I went to Africa on a whim. I woke up one day and realised that I just needed to be somewhere raw and real, doing some hands on work. I was tired of writing, tired of the city and just plain jaded. A twenty something year old should never be that way. In that state of despair, I suddenly remembered an old friend from when I had lived in France and got in touch with her. She had promised that whenever I gathered the guts to go to Africa, I should write to her and she would make it happen. She put me in touch with a nun who worked on several projects in the interiors of Tanzania. I didn’t know anyone.
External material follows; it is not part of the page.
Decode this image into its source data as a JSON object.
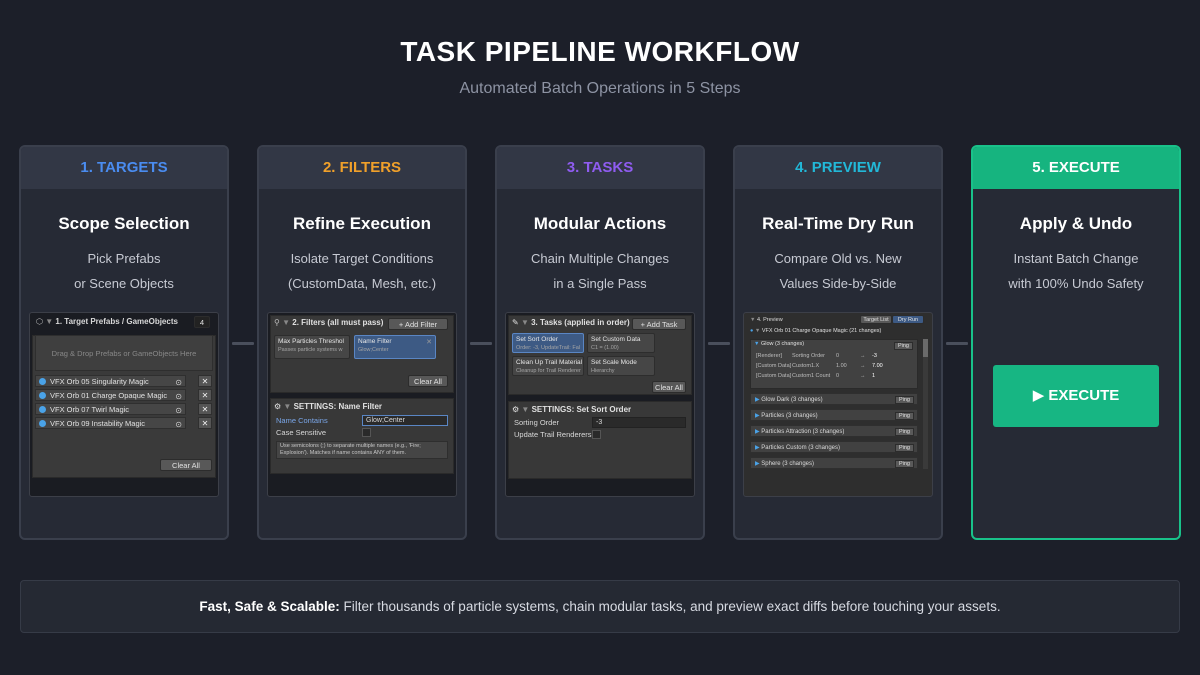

I didn’t know what I would do, where I would go and how long I would be there for but I just knew I had to go.
My trip was planned in less than 2 weeks – the tickets were booked, the injections taken and my mum loaded me with herbal anti malaria balls. I am a control freak and had decided that since I was taking this leap of faith, I might as well go all out and do no research. Instead, I decided to embrace whatever came my way, just as it was. Before I knew it, I was packed and suddenly found myself in a small bedroom sized airport that had a dilapidated old sign that read “Dar es Salaam”.
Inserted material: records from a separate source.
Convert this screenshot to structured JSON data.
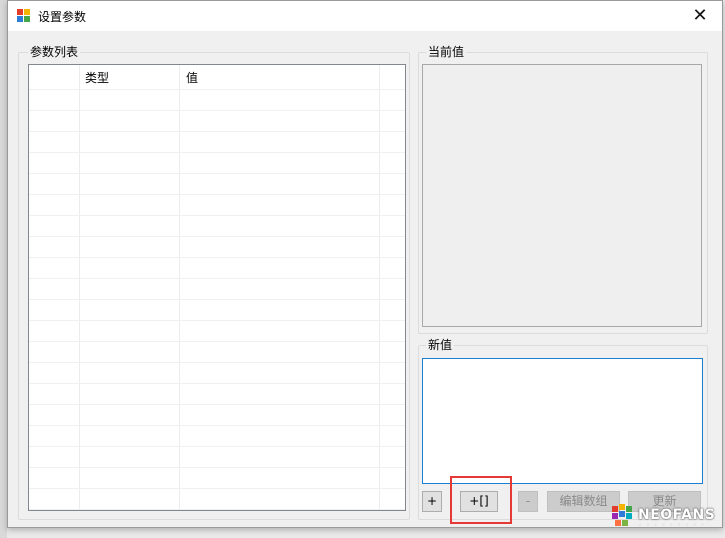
{
  "window": {
    "title": "设置参数",
    "close_glyph": "✕",
    "app_icon": "app-icon"
  },
  "param_list": {
    "group_title": "参数列表",
    "columns": [
      "",
      "类型",
      "值",
      ""
    ],
    "rows": []
  },
  "current_value": {
    "group_title": "当前值",
    "value": ""
  },
  "new_value": {
    "group_title": "新值",
    "value": ""
  },
  "buttons": {
    "add": "+",
    "add_array": "+[]",
    "remove": "-",
    "edit_array": "编辑数组",
    "update": "更新"
  },
  "watermark": {
    "text": "NEOFANS",
    "sub": "· · · · · · · · ·"
  },
  "colors": {
    "highlight": "#e53935",
    "focus_border": "#1e7fd0"
  }
}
I was grinning from ear to ear, which made the visa officials really suspicious till they realised I was just plain crazy. I was shuffling about in a room packed with tourists. 50 dollars later, I had my passport stamped and I was free to wander about the great wilderness. I went out of the airport-room to find myself surrounded by highrise buildings, beautifully tarred wide roads, Mercedes Benz’s just cruising about like they just didn’t care.
I had just taken off from one city to another. In fact, this city had a 3G phone connection, something even good old Bangalore, IT Capital of India, didn’t have. I was very dissappointed. The nun met me at the airport. I didn’t really know if anyone would come pick me up but I was glad she was there. We took a very luxurious taxi while I stewed inside myself. And then I suddenly found myself in a busy bus station, people everywhere trying to haul bags off you and load them into local buses. I managed to escape most of the crowd, dodged little kids pointing at me, saying “Mzungu, Mzungu!” (which is the Kiswahili word for “white person”) and got into the smallest bus in the history of the world.
I don’t mean small literally, it was a big enough bus on the outside. But when you got in, the seats were so cramped together that even a short person like me had to sit with her legs up on the seat so I don’t hurt my knees. I was stirred out of my thoughts by the nun putting her hands on my shoulder and saying “Are you okay?”. Apparently I was smiling too widely for a first time visitor. Shouldn’t I freak out?
“No, this is my childhood dream come true! Why would I be anything but ecstatic?”, I wanted to say. Instead, I tempered my reactions and was lulled into sleep by the moving motion of the bus.
I went to Tanzania, assuming I’d be there a month. I stayed a whole year. And in that time, I lived with the Maasai Tribe, lived on the foothills of Mt. Kilimanjaro. Worked at pre-schools, clincs, and orphanages that spanned the country. And while my experiences make for exciting stories to be told over a drink or to be written in a Lord of the Rings Saga, it is something I will never have words enough to explain.
I was lucky because I didn’t do the touristy things. I moved from project to project, living with real people, experiencing life as a local and instead of waxing ad nauseum, here are a few photos that will paint a better picture.’
The Black Mamba
Sunrise at Tanga
Pink Lake – Ngorongoro Crater